**Records supplied**:
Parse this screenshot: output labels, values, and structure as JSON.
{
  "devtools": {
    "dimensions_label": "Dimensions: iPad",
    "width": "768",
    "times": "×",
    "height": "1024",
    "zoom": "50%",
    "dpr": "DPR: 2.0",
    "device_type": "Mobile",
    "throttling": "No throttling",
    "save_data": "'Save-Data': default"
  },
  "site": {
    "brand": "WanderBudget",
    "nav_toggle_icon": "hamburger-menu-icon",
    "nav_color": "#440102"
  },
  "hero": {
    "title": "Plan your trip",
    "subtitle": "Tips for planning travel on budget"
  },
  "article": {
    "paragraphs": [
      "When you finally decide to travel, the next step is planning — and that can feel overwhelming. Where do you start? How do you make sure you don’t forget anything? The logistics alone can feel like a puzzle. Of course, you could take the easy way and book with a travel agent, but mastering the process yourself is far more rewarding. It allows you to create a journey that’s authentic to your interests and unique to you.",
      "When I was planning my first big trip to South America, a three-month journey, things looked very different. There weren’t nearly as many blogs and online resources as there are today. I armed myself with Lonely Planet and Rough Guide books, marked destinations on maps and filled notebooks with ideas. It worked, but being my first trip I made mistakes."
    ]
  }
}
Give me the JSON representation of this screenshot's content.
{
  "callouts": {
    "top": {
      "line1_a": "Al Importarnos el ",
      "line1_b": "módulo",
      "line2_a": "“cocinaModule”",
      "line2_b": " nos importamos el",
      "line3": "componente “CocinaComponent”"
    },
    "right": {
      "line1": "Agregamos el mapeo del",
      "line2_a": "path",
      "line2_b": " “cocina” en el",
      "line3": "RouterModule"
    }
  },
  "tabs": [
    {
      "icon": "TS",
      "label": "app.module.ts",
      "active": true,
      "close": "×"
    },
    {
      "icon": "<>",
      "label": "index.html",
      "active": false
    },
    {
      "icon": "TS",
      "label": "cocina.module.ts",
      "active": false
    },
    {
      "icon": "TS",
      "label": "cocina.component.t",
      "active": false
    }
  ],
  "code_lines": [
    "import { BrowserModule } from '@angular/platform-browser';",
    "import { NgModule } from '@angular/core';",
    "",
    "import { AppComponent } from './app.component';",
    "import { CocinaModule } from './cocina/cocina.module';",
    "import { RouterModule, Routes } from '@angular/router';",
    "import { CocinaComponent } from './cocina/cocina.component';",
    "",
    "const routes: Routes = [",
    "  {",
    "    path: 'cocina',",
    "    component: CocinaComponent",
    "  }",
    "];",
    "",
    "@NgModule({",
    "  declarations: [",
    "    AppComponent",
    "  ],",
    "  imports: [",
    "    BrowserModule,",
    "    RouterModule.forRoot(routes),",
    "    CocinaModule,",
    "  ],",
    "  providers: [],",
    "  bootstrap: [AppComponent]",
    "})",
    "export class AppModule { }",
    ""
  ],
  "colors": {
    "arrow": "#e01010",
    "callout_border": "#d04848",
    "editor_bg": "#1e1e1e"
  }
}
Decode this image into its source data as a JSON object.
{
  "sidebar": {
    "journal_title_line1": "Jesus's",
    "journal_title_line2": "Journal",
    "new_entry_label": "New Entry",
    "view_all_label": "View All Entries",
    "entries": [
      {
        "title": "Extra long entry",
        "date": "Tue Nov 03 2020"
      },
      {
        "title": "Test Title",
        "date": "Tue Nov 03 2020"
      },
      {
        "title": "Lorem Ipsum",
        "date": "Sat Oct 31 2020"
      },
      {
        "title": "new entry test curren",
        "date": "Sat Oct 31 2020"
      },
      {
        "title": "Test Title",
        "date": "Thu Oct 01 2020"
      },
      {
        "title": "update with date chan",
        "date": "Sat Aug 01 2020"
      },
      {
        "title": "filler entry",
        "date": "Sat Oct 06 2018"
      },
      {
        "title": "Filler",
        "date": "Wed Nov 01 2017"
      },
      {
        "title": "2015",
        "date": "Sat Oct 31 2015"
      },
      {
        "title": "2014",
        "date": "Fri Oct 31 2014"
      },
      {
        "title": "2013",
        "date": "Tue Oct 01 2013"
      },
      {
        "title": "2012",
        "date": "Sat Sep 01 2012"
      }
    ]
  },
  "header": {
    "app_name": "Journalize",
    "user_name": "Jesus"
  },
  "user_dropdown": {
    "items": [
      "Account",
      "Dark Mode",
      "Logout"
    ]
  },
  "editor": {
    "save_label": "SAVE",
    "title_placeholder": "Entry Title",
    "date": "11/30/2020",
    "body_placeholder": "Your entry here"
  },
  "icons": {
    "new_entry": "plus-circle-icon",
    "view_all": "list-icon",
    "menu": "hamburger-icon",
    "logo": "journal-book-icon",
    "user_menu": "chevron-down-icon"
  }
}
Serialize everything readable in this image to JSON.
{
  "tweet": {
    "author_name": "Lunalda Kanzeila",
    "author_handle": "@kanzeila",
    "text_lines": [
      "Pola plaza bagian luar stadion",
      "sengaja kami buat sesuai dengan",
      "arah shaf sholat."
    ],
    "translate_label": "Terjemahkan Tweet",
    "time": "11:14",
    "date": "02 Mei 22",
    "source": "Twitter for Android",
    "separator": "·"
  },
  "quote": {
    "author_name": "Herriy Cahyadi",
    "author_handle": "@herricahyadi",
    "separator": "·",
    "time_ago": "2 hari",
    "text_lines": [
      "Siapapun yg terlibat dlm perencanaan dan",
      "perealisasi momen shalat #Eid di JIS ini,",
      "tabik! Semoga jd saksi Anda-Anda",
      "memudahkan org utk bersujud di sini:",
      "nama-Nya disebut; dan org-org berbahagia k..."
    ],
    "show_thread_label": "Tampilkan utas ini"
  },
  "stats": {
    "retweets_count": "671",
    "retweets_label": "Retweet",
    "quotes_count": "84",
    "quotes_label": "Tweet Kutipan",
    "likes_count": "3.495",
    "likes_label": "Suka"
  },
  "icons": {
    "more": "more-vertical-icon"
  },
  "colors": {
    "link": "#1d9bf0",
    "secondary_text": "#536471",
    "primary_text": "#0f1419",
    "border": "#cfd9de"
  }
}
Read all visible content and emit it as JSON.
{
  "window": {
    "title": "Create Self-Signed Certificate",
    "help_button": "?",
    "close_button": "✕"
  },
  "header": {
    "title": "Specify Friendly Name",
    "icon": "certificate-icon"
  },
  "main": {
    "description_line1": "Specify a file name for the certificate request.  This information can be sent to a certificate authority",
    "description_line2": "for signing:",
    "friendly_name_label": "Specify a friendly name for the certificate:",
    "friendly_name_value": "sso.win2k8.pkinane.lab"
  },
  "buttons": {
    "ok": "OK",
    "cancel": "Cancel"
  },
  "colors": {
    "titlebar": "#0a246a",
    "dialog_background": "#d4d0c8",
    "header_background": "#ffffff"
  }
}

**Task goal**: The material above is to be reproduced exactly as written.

**Answer to this exercise**:
Parse this screenshot: output labels, values, and structure as JSON.
{
  "devtools": {
    "dimensions_label": "Dimensions: iPad",
    "width": "768",
    "times": "×",
    "height": "1024",
    "zoom": "50%",
    "dpr": "DPR: 2.0",
    "device_type": "Mobile",
    "throttling": "No throttling",
    "save_data": "'Save-Data': default"
  },
  "site": {
    "brand": "WanderBudget",
    "nav_toggle_icon": "hamburger-menu-icon",
    "nav_color": "#440102"
  },
  "hero": {
    "title": "Plan your trip",
    "subtitle": "Tips for planning travel on budget"
  },
  "article": {
    "paragraphs": [
      "When you finally decide to travel, the next step is planning — and that can feel overwhelming. Where do you start? How do you make sure you don’t forget anything? The logistics alone can feel like a puzzle. Of course, you could take the easy way and book with a travel agent, but mastering the process yourself is far more rewarding. It allows you to create a journey that’s authentic to your interests and unique to you.",
      "When I was planning my first big trip to South America, a three-month journey, things looked very different. There weren’t nearly as many blogs and online resources as there are today. I armed myself with Lonely Planet and Rough Guide books, marked destinations on maps and filled notebooks with ideas. It worked, but being my first trip I made mistakes."
    ]
  }
}
Give me the JSON representation of this screenshot's content.
{
  "callouts": {
    "top": {
      "line1_a": "Al Importarnos el ",
      "line1_b": "módulo",
      "line2_a": "“cocinaModule”",
      "line2_b": " nos importamos el",
      "line3": "componente “CocinaComponent”"
    },
    "right": {
      "line1": "Agregamos el mapeo del",
      "line2_a": "path",
      "line2_b": " “cocina” en el",
      "line3": "RouterModule"
    }
  },
  "tabs": [
    {
      "icon": "TS",
      "label": "app.module.ts",
      "active": true,
      "close": "×"
    },
    {
      "icon": "<>",
      "label": "index.html",
      "active": false
    },
    {
      "icon": "TS",
      "label": "cocina.module.ts",
      "active": false
    },
    {
      "icon": "TS",
      "label": "cocina.component.t",
      "active": false
    }
  ],
  "code_lines": [
    "import { BrowserModule } from '@angular/platform-browser';",
    "import { NgModule } from '@angular/core';",
    "",
    "import { AppComponent } from './app.component';",
    "import { CocinaModule } from './cocina/cocina.module';",
    "import { RouterModule, Routes } from '@angular/router';",
    "import { CocinaComponent } from './cocina/cocina.component';",
    "",
    "const routes: Routes = [",
    "  {",
    "    path: 'cocina',",
    "    component: CocinaComponent",
    "  }",
    "];",
    "",
    "@NgModule({",
    "  declarations: [",
    "    AppComponent",
    "  ],",
    "  imports: [",
    "    BrowserModule,",
    "    RouterModule.forRoot(routes),",
    "    CocinaModule,",
    "  ],",
    "  providers: [],",
    "  bootstrap: [AppComponent]",
    "})",
    "export class AppModule { }",
    ""
  ],
  "colors": {
    "arrow": "#e01010",
    "callout_border": "#d04848",
    "editor_bg": "#1e1e1e"
  }
}
Decode this image into its source data as a JSON object.
{
  "sidebar": {
    "journal_title_line1": "Jesus's",
    "journal_title_line2": "Journal",
    "new_entry_label": "New Entry",
    "view_all_label": "View All Entries",
    "entries": [
      {
        "title": "Extra long entry",
        "date": "Tue Nov 03 2020"
      },
      {
        "title": "Test Title",
        "date": "Tue Nov 03 2020"
      },
      {
        "title": "Lorem Ipsum",
        "date": "Sat Oct 31 2020"
      },
      {
        "title": "new entry test curren",
        "date": "Sat Oct 31 2020"
      },
      {
        "title": "Test Title",
        "date": "Thu Oct 01 2020"
      },
      {
        "title": "update with date chan",
        "date": "Sat Aug 01 2020"
      },
      {
        "title": "filler entry",
        "date": "Sat Oct 06 2018"
      },
      {
        "title": "Filler",
        "date": "Wed Nov 01 2017"
      },
      {
        "title": "2015",
        "date": "Sat Oct 31 2015"
      },
      {
        "title": "2014",
        "date": "Fri Oct 31 2014"
      },
      {
        "title": "2013",
        "date": "Tue Oct 01 2013"
      },
      {
        "title": "2012",
        "date": "Sat Sep 01 2012"
      }
    ]
  },
  "header": {
    "app_name": "Journalize",
    "user_name": "Jesus"
  },
  "user_dropdown": {
    "items": [
      "Account",
      "Dark Mode",
      "Logout"
    ]
  },
  "editor": {
    "save_label": "SAVE",
    "title_placeholder": "Entry Title",
    "date": "11/30/2020",
    "body_placeholder": "Your entry here"
  },
  "icons": {
    "new_entry": "plus-circle-icon",
    "view_all": "list-icon",
    "menu": "hamburger-icon",
    "logo": "journal-book-icon",
    "user_menu": "chevron-down-icon"
  }
}
Serialize everything readable in this image to JSON.
{
  "tweet": {
    "author_name": "Lunalda Kanzeila",
    "author_handle": "@kanzeila",
    "text_lines": [
      "Pola plaza bagian luar stadion",
      "sengaja kami buat sesuai dengan",
      "arah shaf sholat."
    ],
    "translate_label": "Terjemahkan Tweet",
    "time": "11:14",
    "date": "02 Mei 22",
    "source": "Twitter for Android",
    "separator": "·"
  },
  "quote": {
    "author_name": "Herriy Cahyadi",
    "author_handle": "@herricahyadi",
    "separator": "·",
    "time_ago": "2 hari",
    "text_lines": [
      "Siapapun yg terlibat dlm perencanaan dan",
      "perealisasi momen shalat #Eid di JIS ini,",
      "tabik! Semoga jd saksi Anda-Anda",
      "memudahkan org utk bersujud di sini:",
      "nama-Nya disebut; dan org-org berbahagia k..."
    ],
    "show_thread_label": "Tampilkan utas ini"
  },
  "stats": {
    "retweets_count": "671",
    "retweets_label": "Retweet",
    "quotes_count": "84",
    "quotes_label": "Tweet Kutipan",
    "likes_count": "3.495",
    "likes_label": "Suka"
  },
  "icons": {
    "more": "more-vertical-icon"
  },
  "colors": {
    "link": "#1d9bf0",
    "secondary_text": "#536471",
    "primary_text": "#0f1419",
    "border": "#cfd9de"
  }
}
Read all visible content and emit it as JSON.
{
  "window": {
    "title": "Create Self-Signed Certificate",
    "help_button": "?",
    "close_button": "✕"
  },
  "header": {
    "title": "Specify Friendly Name",
    "icon": "certificate-icon"
  },
  "main": {
    "description_line1": "Specify a file name for the certificate request.  This information can be sent to a certificate authority",
    "description_line2": "for signing:",
    "friendly_name_label": "Specify a friendly name for the certificate:",
    "friendly_name_value": "sso.win2k8.pkinane.lab"
  },
  "buttons": {
    "ok": "OK",
    "cancel": "Cancel"
  },
  "colors": {
    "titlebar": "#0a246a",
    "dialog_background": "#d4d0c8",
    "header_background": "#ffffff"
  }
}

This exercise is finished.